### Problem description
Lines that contain "герой": how many are there in the listing below? Answer with a number and nothing more.

### Records for the task
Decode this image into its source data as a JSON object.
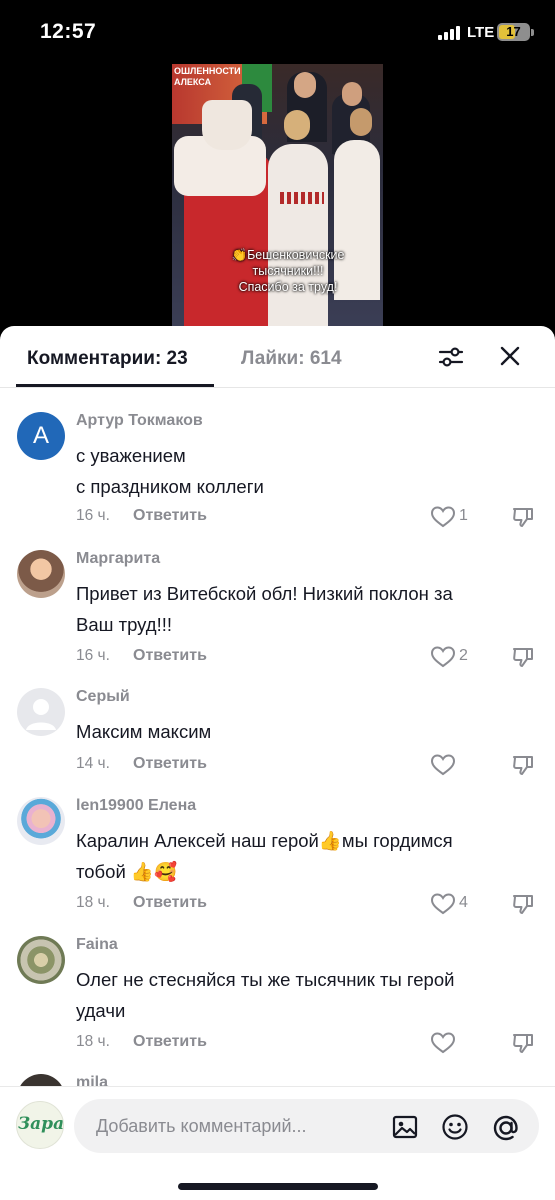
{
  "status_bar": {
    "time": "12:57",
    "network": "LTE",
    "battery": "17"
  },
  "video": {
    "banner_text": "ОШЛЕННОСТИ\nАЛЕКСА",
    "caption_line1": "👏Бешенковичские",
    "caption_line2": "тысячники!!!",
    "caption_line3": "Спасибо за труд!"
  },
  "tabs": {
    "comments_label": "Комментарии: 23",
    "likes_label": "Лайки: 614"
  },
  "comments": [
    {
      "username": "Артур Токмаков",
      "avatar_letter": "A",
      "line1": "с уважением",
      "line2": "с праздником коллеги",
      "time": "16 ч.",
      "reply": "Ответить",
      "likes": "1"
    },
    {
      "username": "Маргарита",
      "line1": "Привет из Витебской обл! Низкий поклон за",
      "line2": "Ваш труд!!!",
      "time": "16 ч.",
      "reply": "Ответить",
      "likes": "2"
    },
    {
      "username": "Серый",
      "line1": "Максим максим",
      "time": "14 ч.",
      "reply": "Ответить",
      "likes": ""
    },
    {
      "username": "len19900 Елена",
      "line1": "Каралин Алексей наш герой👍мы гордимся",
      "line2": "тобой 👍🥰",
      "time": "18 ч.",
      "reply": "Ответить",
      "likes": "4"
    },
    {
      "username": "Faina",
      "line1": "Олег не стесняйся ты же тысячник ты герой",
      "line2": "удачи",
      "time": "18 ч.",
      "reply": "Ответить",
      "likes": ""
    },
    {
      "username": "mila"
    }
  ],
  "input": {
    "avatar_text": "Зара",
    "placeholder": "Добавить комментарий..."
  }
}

### Solution below
2